The answer should match the entries below word for word, minus their pictures.

(Component data from apps and pages)

"""

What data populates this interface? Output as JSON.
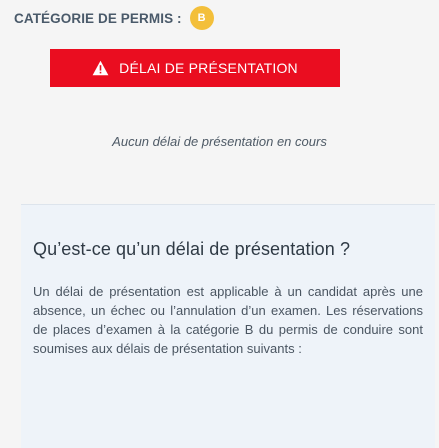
{
  "permis": {
    "label": "CATÉGORIE DE PERMIS :",
    "category": "B",
    "badge_color": "#f3bf3a"
  },
  "action": {
    "icon": "warning-triangle-icon",
    "label": "DÉLAI DE PRÉSENTATION",
    "color": "#ea0d20"
  },
  "empty_state": {
    "text": "Aucun délai de présentation en cours"
  },
  "info": {
    "title": "Qu’est-ce qu’un délai de présentation ?",
    "body": "Un délai de présentation est applicable à un candidat après une absence, un échec ou l’annulation d’un examen. Les réservations de places d’examen à la catégorie B du permis de conduire sont soumises aux délais de présentation suivants :"
  }
}
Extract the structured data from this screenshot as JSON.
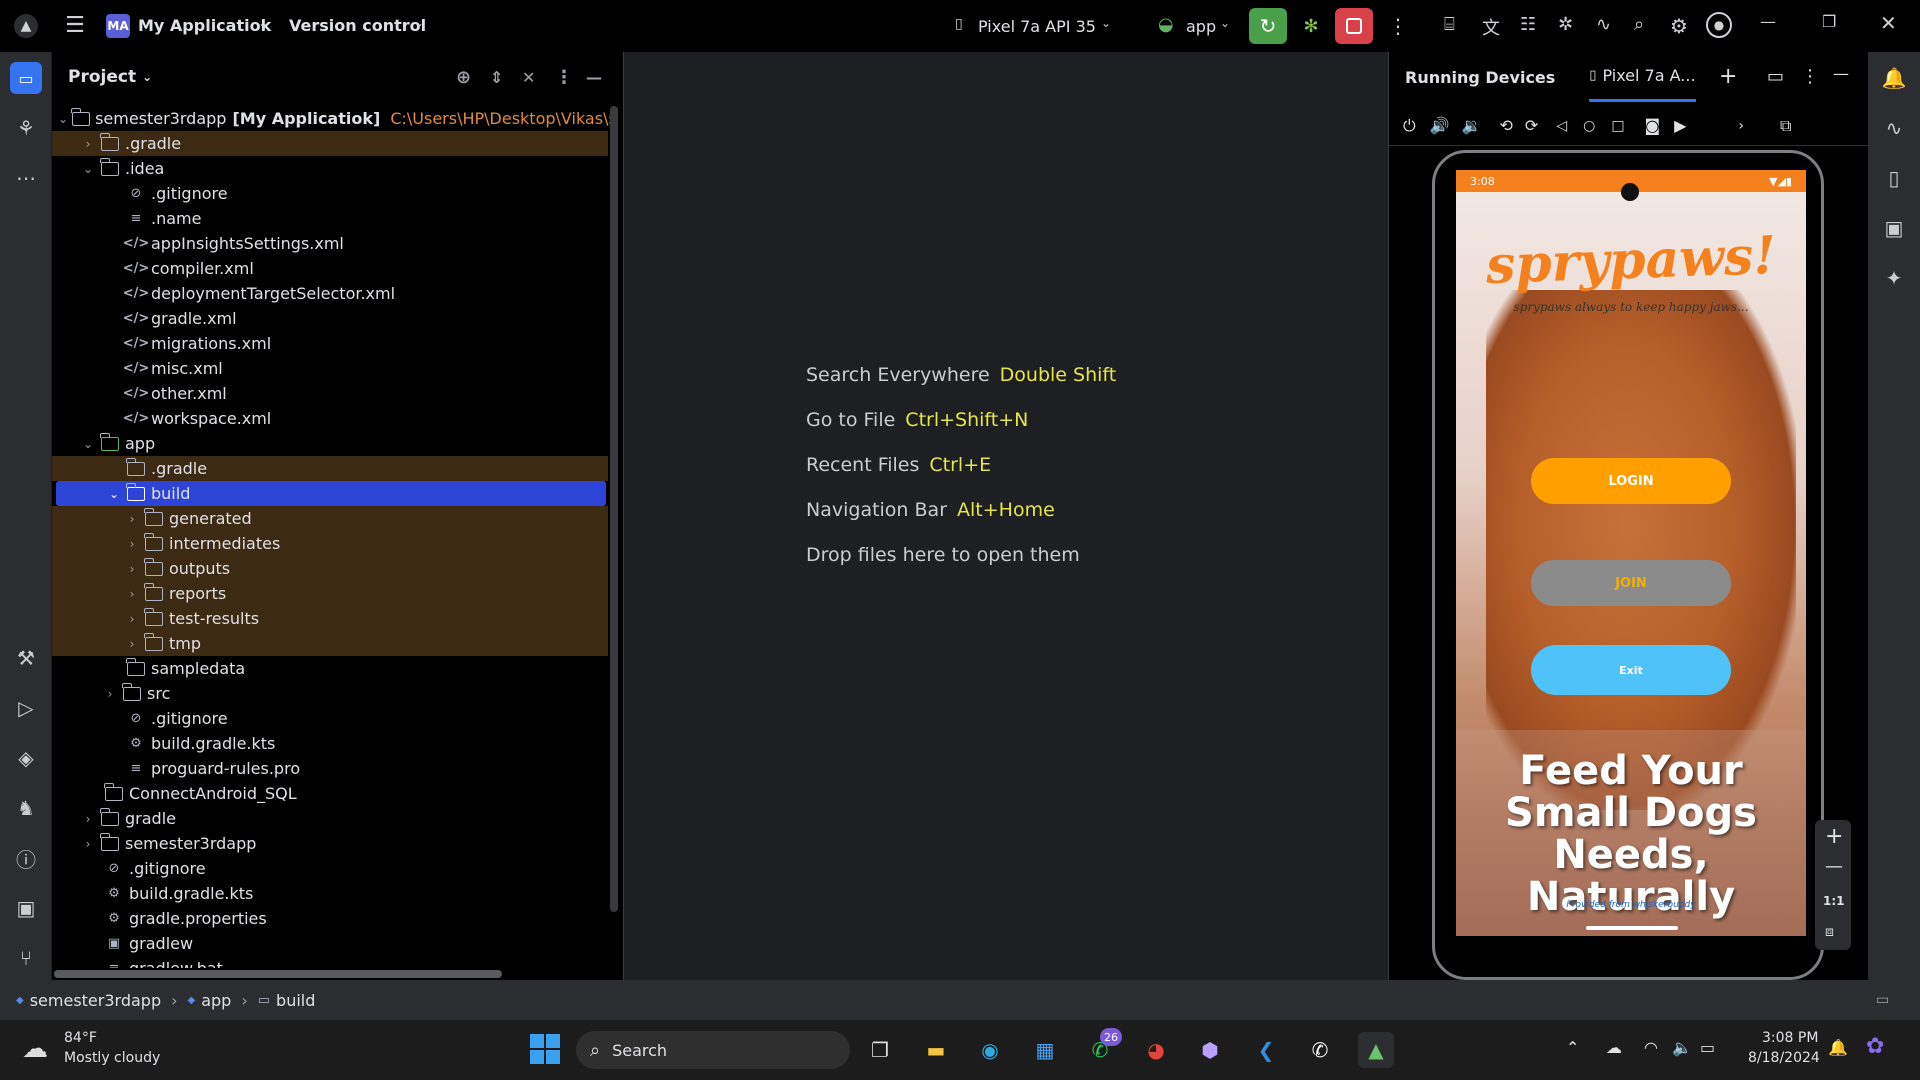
{
  "titlebar": {
    "project_badge": "MA",
    "project_name": "My Applicatiok",
    "vcs": "Version control",
    "device": "Pixel 7a API 35",
    "run_config": "app"
  },
  "project_panel": {
    "title": "Project",
    "root_name": "semester3rdapp",
    "root_module": "[My Applicatiok]",
    "root_path": "C:\\Users\\HP\\Desktop\\Vikas\\s",
    "items": [
      {
        "label": ".gradle"
      },
      {
        "label": ".idea"
      },
      {
        "label": ".gitignore"
      },
      {
        "label": ".name"
      },
      {
        "label": "appInsightsSettings.xml"
      },
      {
        "label": "compiler.xml"
      },
      {
        "label": "deploymentTargetSelector.xml"
      },
      {
        "label": "gradle.xml"
      },
      {
        "label": "migrations.xml"
      },
      {
        "label": "misc.xml"
      },
      {
        "label": "other.xml"
      },
      {
        "label": "workspace.xml"
      },
      {
        "label": "app"
      },
      {
        "label": ".gradle"
      },
      {
        "label": "build"
      },
      {
        "label": "generated"
      },
      {
        "label": "intermediates"
      },
      {
        "label": "outputs"
      },
      {
        "label": "reports"
      },
      {
        "label": "test-results"
      },
      {
        "label": "tmp"
      },
      {
        "label": "sampledata"
      },
      {
        "label": "src"
      },
      {
        "label": ".gitignore"
      },
      {
        "label": "build.gradle.kts"
      },
      {
        "label": "proguard-rules.pro"
      },
      {
        "label": "ConnectAndroid_SQL"
      },
      {
        "label": "gradle"
      },
      {
        "label": "semester3rdapp"
      },
      {
        "label": ".gitignore"
      },
      {
        "label": "build.gradle.kts"
      },
      {
        "label": "gradle.properties"
      },
      {
        "label": "gradlew"
      },
      {
        "label": "gradlew.bat"
      }
    ]
  },
  "editor_hints": [
    {
      "label": "Search Everywhere",
      "key": "Double Shift"
    },
    {
      "label": "Go to File",
      "key": "Ctrl+Shift+N"
    },
    {
      "label": "Recent Files",
      "key": "Ctrl+E"
    },
    {
      "label": "Navigation Bar",
      "key": "Alt+Home"
    },
    {
      "label": "Drop files here to open them",
      "key": ""
    }
  ],
  "devices_panel": {
    "title": "Running Devices",
    "tab": "Pixel 7a A...",
    "zoom_label": "1:1"
  },
  "phone": {
    "time": "3:08",
    "app_title": "sprypaws!",
    "tagline": "sprypaws always to keep happy jaws...",
    "login_label": "LOGIN",
    "join_label": "JOIN",
    "exit_label": "Exit",
    "headline": "Feed Your Small Dogs Needs, Naturally",
    "credit": "Provided from whiskerbuddy"
  },
  "breadcrumb": [
    "semester3rdapp",
    "app",
    "build"
  ],
  "taskbar": {
    "temp": "84°F",
    "weather": "Mostly cloudy",
    "search": "Search",
    "whatsapp_badge": "26",
    "time": "3:08 PM",
    "date": "8/18/2024"
  },
  "colors": {
    "accent_blue": "#2e44d6",
    "highlight_orange": "#3d2a12",
    "shortcut_yellow": "#e5e64a",
    "run_green": "#4a9f4a",
    "stop_red": "#d9414a",
    "brand_orange": "#f4801e",
    "exit_cyan": "#4fc3f7"
  }
}
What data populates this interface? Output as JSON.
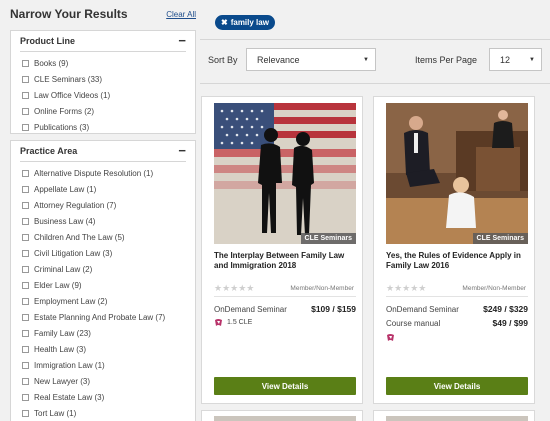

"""

■ **Exercise result**:
What data populates this interface? Output as JSON.
{
  "permis": {
    "label": "CATÉGORIE DE PERMIS :",
    "category": "B",
    "badge_color": "#f3bf3a"
  },
  "action": {
    "icon": "warning-triangle-icon",
    "label": "DÉLAI DE PRÉSENTATION",
    "color": "#ea0d20"
  },
  "empty_state": {
    "text": "Aucun délai de présentation en cours"
  },
  "info": {
    "title": "Qu’est-ce qu’un délai de présentation ?",
    "body": "Un délai de présentation est applicable à un candidat après une absence, un échec ou l’annulation d’un examen. Les réservations de places d’examen à la catégorie B du permis de conduire sont soumises aux délais de présentation suivants :"
  }
}
Extract the structured data from this screenshot as JSON.
{
  "titlebar": {
    "project_badge": "MA",
    "project_name": "My Applicatiok",
    "vcs": "Version control",
    "device": "Pixel 7a API 35",
    "run_config": "app"
  },
  "project_panel": {
    "title": "Project",
    "root_name": "semester3rdapp",
    "root_module": "[My Applicatiok]",
    "root_path": "C:\\Users\\HP\\Desktop\\Vikas\\s",
    "items": [
      {
        "label": ".gradle"
      },
      {
        "label": ".idea"
      },
      {
        "label": ".gitignore"
      },
      {
        "label": ".name"
      },
      {
        "label": "appInsightsSettings.xml"
      },
      {
        "label": "compiler.xml"
      },
      {
        "label": "deploymentTargetSelector.xml"
      },
      {
        "label": "gradle.xml"
      },
      {
        "label": "migrations.xml"
      },
      {
        "label": "misc.xml"
      },
      {
        "label": "other.xml"
      },
      {
        "label": "workspace.xml"
      },
      {
        "label": "app"
      },
      {
        "label": ".gradle"
      },
      {
        "label": "build"
      },
      {
        "label": "generated"
      },
      {
        "label": "intermediates"
      },
      {
        "label": "outputs"
      },
      {
        "label": "reports"
      },
      {
        "label": "test-results"
      },
      {
        "label": "tmp"
      },
      {
        "label": "sampledata"
      },
      {
        "label": "src"
      },
      {
        "label": ".gitignore"
      },
      {
        "label": "build.gradle.kts"
      },
      {
        "label": "proguard-rules.pro"
      },
      {
        "label": "ConnectAndroid_SQL"
      },
      {
        "label": "gradle"
      },
      {
        "label": "semester3rdapp"
      },
      {
        "label": ".gitignore"
      },
      {
        "label": "build.gradle.kts"
      },
      {
        "label": "gradle.properties"
      },
      {
        "label": "gradlew"
      },
      {
        "label": "gradlew.bat"
      }
    ]
  },
  "editor_hints": [
    {
      "label": "Search Everywhere",
      "key": "Double Shift"
    },
    {
      "label": "Go to File",
      "key": "Ctrl+Shift+N"
    },
    {
      "label": "Recent Files",
      "key": "Ctrl+E"
    },
    {
      "label": "Navigation Bar",
      "key": "Alt+Home"
    },
    {
      "label": "Drop files here to open them",
      "key": ""
    }
  ],
  "devices_panel": {
    "title": "Running Devices",
    "tab": "Pixel 7a A...",
    "zoom_label": "1:1"
  },
  "phone": {
    "time": "3:08",
    "app_title": "sprypaws!",
    "tagline": "sprypaws always to keep happy jaws...",
    "login_label": "LOGIN",
    "join_label": "JOIN",
    "exit_label": "Exit",
    "headline": "Feed Your Small Dogs Needs, Naturally",
    "credit": "Provided from whiskerbuddy"
  },
  "breadcrumb": [
    "semester3rdapp",
    "app",
    "build"
  ],
  "taskbar": {
    "temp": "84°F",
    "weather": "Mostly cloudy",
    "search": "Search",
    "whatsapp_badge": "26",
    "time": "3:08 PM",
    "date": "8/18/2024"
  },
  "colors": {
    "accent_blue": "#2e44d6",
    "highlight_orange": "#3d2a12",
    "shortcut_yellow": "#e5e64a",
    "run_green": "#4a9f4a",
    "stop_red": "#d9414a",
    "brand_orange": "#f4801e",
    "exit_cyan": "#4fc3f7"
  }
}
What data populates this interface? Output as JSON.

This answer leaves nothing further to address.